With finance jobs looking wobblier than they used to, staying on your feet may soon depend upon who’s employing you.
The wobbles are already in evidence. While all around quaffed champagne and munched canapés at last week’s UBS press party, one banker confessed his queasiness at the prospect of redundancies at Citigroup and ABN AMRO: “We just haven’t seen this thing for the past few years,” he reflected.
In response to our poll of the past two weeks, 65% of you judged the chance of losing your job in the next 24 months as ‘fair’ to ‘very high’. With bank mergers back on the table, where you fall on the ‘fair’ to ‘high’ gradient is increasingly dependent on where you work.
As a rule of thumb, established investment banks are best placed to ride out bumps in the road; smaller ones, or those without a strong franchise in particular business areas, aren’t.
The split is already apparent.

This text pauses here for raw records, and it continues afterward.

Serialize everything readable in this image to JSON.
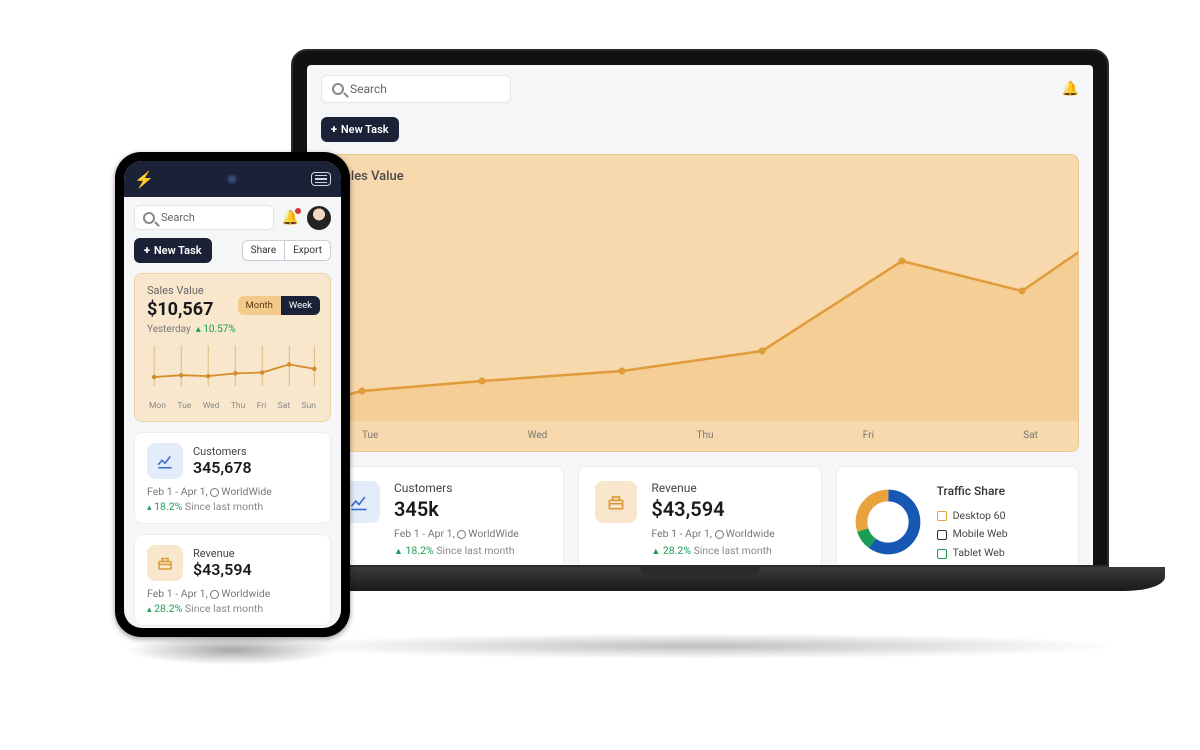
{
  "search": {
    "placeholder": "Search"
  },
  "buttons": {
    "newTask": "New Task",
    "share": "Share",
    "export": "Export"
  },
  "salesChart": {
    "title": "Sales Value",
    "value": "$10,567",
    "yesterdayLabel": "Yesterday",
    "yesterdayDelta": "10.57%",
    "toggle": {
      "month": "Month",
      "week": "Week"
    },
    "daysShort": {
      "mon": "Mon",
      "tue": "Tue",
      "wed": "Wed",
      "thu": "Thu",
      "fri": "Fri",
      "sat": "Sat",
      "sun": "Sun"
    },
    "axisDays": {
      "tue": "Tue",
      "wed": "Wed",
      "thu": "Thu",
      "fri": "Fri",
      "sat": "Sat"
    }
  },
  "customers": {
    "label": "Customers",
    "valueMobile": "345,678",
    "valueLaptop": "345k",
    "range": "Feb 1 - Apr 1,",
    "scope": "WorldWide",
    "delta": "18.2%",
    "deltaSuffix": "Since last month"
  },
  "revenue": {
    "label": "Revenue",
    "value": "$43,594",
    "range": "Feb 1 - Apr 1,",
    "scope": "Worldwide",
    "delta": "28.2%",
    "deltaSuffix": "Since last month"
  },
  "traffic": {
    "label": "Traffic Share",
    "desktop": "Desktop 60",
    "mobile": "Mobile Web",
    "tablet": "Tablet Web"
  },
  "chart_data": [
    {
      "type": "line",
      "title": "Sales Value",
      "categories": [
        "Mon",
        "Tue",
        "Wed",
        "Thu",
        "Fri",
        "Sat",
        "Sun"
      ],
      "series": [
        {
          "name": "Sales",
          "values": [
            18,
            22,
            28,
            40,
            78,
            62,
            88
          ]
        }
      ],
      "ylim": [
        0,
        100
      ]
    },
    {
      "type": "line",
      "title": "Sales Value (week, mobile)",
      "categories": [
        "Mon",
        "Tue",
        "Wed",
        "Thu",
        "Fri",
        "Sat",
        "Sun"
      ],
      "series": [
        {
          "name": "Sales",
          "values": [
            30,
            34,
            32,
            38,
            40,
            58,
            48
          ]
        }
      ],
      "ylim": [
        0,
        100
      ]
    },
    {
      "type": "pie",
      "title": "Traffic Share",
      "categories": [
        "Desktop",
        "Mobile Web",
        "Tablet Web"
      ],
      "values": [
        60,
        30,
        10
      ]
    }
  ]
}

Dresdner Kleinwort, which has given up on its aim of being all things to all men and decided to focus on its core markets, announced redundancies shortly before Christmas. HSBC, which has already cut corporate finance teams after failing to get higher than 11th in Thomson Financial’s European M&A league tables for 2006, is seen as a candidate for cuts in future. After a raft of post-bonus departures and the revelation that corporate and investment banking profits fell 5% in the first quarter, Bank of America’s aspiration to become a major player in Europe is also starting to look fanciful.
Meanwhile, firms in the bulge bracket are still raking it in. Last week, both Merrill Lynch and JPMorgan announced bumper profits for the first quarter of this year. Citigroup, the biggest investment bank by fees in 2006 according to Bloomberg, saw a 36% increase in first-quarter profits at its banking and markets division.
So which bank should you work for right now? It’s not just a question of size. Citigroup may be the biggest bank in the world, but its jobs aren’t entirely secure – 5% are being cut, albeit mainly in over-staffed support functions inherited after a decade of mergers.
Likewise, pure investment banks are taking the knife to poor performers: “More and more banks are eliminating the bottom 10-15% each year,” says Lee Thacker, partner at search firm Heidrick & Struggles.
In a consolidating market, the most secure roles will be in the best teams. Hence, Société Générale’s French M&A bankers, who ranked above Unicredito’s teams for French deals completed in 2006, should be sitting pretty if merger talks between the French and Italian banks come to fruition. But in Italy, where Unicredito’s M&A bankers are more successful, Soc Gen’s local bankers are liable to be edged out.
For this reason, ABN AMRO’s bankers look particularly vulnerable, with 4,500 cuts at the investment bank on the cards if the Barclays deal goes ahead. “They’re in the top 10 in everything and the top three in nothing,” says one headhunter. “There’ll be cuts no matter who buys them – they’ll always be the subordinate partner.”
As a rule of thumb, therefore, the best place to be right now is in a team ranked towards the top in your market. We’re not in the gut-wrenchingly turbulent strap-yourself-to-the-seat stage of the cycle just yet, nor are there any indications that we’ll launch into it any time in the next six months. But the tremors have definitely begun and now may be the time to find some steady ground.